▸ The input
..............................

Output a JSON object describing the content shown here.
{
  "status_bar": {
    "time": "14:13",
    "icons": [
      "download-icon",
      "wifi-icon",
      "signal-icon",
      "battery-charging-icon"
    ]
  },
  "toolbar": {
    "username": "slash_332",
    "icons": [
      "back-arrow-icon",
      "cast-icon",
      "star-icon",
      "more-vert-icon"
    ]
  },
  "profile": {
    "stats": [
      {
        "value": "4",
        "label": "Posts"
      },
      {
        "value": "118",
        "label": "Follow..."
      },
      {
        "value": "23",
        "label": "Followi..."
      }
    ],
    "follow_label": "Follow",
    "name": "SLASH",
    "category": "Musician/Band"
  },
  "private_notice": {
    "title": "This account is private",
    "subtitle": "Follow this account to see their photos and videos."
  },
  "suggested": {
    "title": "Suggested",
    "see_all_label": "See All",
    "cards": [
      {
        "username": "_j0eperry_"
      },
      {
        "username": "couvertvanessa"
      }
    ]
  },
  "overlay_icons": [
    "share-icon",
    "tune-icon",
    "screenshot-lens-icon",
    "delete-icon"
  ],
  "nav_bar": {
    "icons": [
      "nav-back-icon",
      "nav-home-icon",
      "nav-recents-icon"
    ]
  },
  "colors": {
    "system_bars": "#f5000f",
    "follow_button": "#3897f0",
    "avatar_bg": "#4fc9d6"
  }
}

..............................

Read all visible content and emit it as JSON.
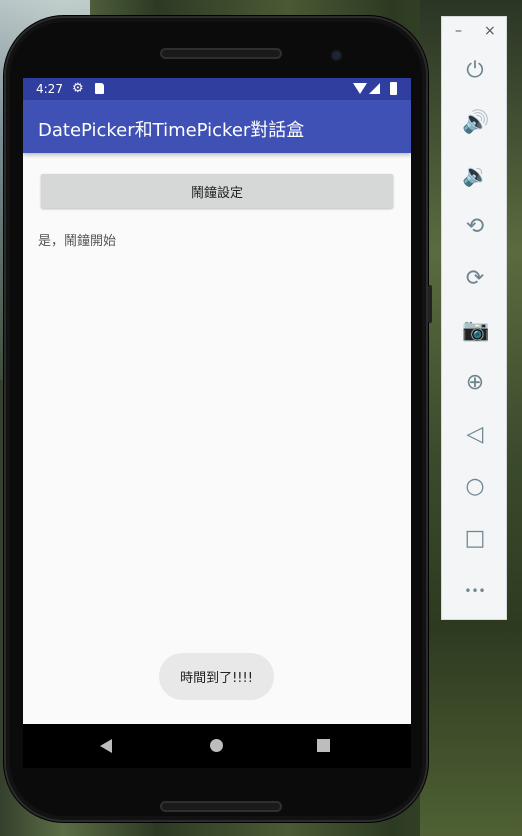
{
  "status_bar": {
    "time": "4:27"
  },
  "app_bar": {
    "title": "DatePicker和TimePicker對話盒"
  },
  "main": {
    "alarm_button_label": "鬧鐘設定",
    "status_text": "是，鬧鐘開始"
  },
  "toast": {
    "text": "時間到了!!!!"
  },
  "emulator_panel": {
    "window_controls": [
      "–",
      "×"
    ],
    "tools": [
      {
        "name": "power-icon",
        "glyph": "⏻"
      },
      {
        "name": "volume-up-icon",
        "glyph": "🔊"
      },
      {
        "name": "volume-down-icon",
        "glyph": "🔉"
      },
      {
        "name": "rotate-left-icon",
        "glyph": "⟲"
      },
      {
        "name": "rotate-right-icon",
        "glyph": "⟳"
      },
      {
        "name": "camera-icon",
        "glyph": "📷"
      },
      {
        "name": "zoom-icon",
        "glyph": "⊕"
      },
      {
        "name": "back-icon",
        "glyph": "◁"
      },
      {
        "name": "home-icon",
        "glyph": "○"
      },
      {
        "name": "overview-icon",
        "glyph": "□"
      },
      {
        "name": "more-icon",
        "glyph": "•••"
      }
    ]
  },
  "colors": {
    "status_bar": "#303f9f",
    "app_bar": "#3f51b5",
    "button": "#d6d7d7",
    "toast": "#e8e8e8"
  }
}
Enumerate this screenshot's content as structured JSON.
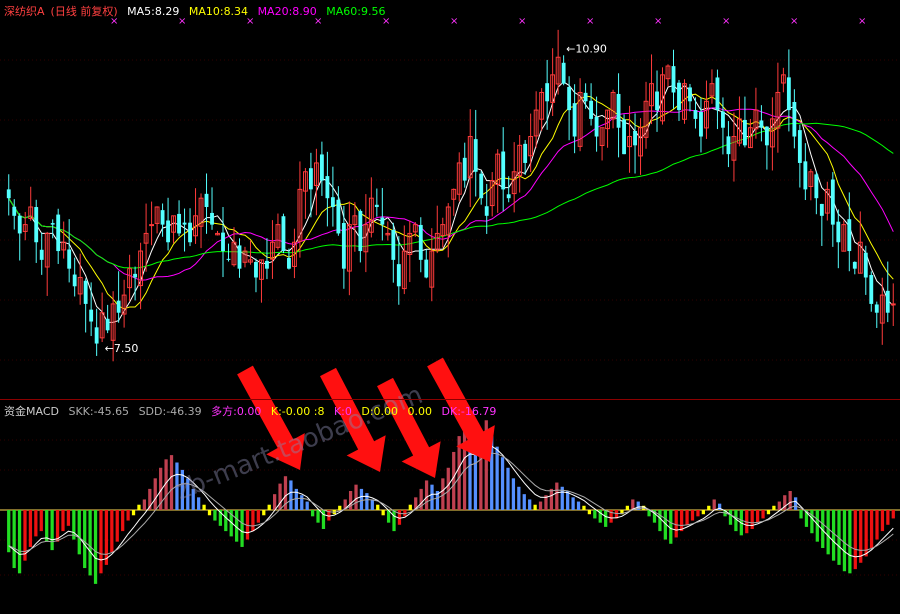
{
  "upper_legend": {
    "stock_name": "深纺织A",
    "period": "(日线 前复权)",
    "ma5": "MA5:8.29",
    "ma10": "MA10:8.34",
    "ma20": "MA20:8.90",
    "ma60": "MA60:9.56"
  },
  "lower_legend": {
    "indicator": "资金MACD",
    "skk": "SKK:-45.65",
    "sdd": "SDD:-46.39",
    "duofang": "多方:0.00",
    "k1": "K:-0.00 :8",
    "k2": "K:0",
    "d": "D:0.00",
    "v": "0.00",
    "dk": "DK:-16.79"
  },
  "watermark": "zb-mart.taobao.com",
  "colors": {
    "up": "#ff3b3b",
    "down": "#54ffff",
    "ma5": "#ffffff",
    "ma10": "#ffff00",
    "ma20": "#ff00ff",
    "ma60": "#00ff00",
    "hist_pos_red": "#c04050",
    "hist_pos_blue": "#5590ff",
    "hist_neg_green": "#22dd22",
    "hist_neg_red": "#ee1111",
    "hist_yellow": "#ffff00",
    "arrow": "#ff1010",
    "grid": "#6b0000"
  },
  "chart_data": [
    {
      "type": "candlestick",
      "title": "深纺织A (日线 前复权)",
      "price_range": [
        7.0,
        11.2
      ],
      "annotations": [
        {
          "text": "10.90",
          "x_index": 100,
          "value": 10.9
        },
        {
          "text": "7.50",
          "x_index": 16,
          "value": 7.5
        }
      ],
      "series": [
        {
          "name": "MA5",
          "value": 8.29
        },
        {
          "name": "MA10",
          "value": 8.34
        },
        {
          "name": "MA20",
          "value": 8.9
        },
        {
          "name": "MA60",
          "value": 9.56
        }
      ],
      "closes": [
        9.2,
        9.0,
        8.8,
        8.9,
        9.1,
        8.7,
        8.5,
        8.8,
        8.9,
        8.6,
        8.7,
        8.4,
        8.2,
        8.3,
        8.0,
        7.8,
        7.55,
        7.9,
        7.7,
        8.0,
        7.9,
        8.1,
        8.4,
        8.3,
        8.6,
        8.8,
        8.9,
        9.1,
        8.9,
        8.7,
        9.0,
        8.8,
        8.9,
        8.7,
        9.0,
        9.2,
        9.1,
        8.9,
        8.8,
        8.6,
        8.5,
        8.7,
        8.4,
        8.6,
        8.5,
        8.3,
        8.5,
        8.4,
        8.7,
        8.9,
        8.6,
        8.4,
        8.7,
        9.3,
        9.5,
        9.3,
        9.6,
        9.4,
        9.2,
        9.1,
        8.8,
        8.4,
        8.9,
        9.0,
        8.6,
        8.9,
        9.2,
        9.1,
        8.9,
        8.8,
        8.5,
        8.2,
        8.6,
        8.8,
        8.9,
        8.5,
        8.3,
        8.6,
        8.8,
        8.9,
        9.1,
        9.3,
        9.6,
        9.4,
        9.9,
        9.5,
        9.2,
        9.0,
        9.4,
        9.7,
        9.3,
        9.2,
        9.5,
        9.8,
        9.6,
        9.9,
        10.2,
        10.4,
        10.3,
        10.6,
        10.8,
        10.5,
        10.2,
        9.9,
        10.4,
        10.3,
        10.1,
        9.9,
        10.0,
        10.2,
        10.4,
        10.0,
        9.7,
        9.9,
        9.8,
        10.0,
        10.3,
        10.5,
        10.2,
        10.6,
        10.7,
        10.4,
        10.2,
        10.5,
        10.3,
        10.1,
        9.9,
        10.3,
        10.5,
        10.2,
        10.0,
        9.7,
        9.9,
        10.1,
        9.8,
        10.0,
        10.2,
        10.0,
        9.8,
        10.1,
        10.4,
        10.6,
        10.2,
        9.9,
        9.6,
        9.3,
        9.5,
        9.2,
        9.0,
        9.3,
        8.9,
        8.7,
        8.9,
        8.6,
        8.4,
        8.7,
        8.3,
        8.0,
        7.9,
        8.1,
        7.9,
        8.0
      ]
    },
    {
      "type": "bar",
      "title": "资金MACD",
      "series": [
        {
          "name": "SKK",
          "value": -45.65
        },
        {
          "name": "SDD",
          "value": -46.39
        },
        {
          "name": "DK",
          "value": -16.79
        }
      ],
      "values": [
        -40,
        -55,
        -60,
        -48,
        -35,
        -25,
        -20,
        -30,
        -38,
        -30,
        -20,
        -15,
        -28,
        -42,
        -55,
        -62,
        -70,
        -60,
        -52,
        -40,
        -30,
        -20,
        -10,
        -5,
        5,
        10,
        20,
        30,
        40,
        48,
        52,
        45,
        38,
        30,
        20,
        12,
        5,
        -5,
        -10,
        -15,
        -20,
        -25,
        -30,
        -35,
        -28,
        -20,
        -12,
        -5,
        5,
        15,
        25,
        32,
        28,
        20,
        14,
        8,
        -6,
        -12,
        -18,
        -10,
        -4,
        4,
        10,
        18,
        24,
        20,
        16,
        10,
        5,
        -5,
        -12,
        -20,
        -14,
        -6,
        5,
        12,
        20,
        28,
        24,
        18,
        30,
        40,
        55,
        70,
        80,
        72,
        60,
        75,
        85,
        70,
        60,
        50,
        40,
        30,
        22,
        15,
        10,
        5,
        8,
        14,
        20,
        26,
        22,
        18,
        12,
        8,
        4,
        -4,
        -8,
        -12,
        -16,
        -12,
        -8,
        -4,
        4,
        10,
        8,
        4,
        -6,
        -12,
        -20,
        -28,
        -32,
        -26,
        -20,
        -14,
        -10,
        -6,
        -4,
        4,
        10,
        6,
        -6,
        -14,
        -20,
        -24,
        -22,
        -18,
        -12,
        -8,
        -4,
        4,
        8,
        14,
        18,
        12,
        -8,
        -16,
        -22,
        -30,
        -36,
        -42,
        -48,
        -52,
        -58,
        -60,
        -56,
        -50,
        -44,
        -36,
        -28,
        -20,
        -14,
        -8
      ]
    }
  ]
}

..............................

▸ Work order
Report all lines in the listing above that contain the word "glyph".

▸ Task answer
        "glyph": "⏻"
        "glyph": "🔊"
        "glyph": "🔉"
        "glyph": "⟲"
        "glyph": "⟳"
        "glyph": "📷"
        "glyph": "⊕"
        "glyph": "◁"
        "glyph": "○"
        "glyph": "□"
        "glyph": "•••"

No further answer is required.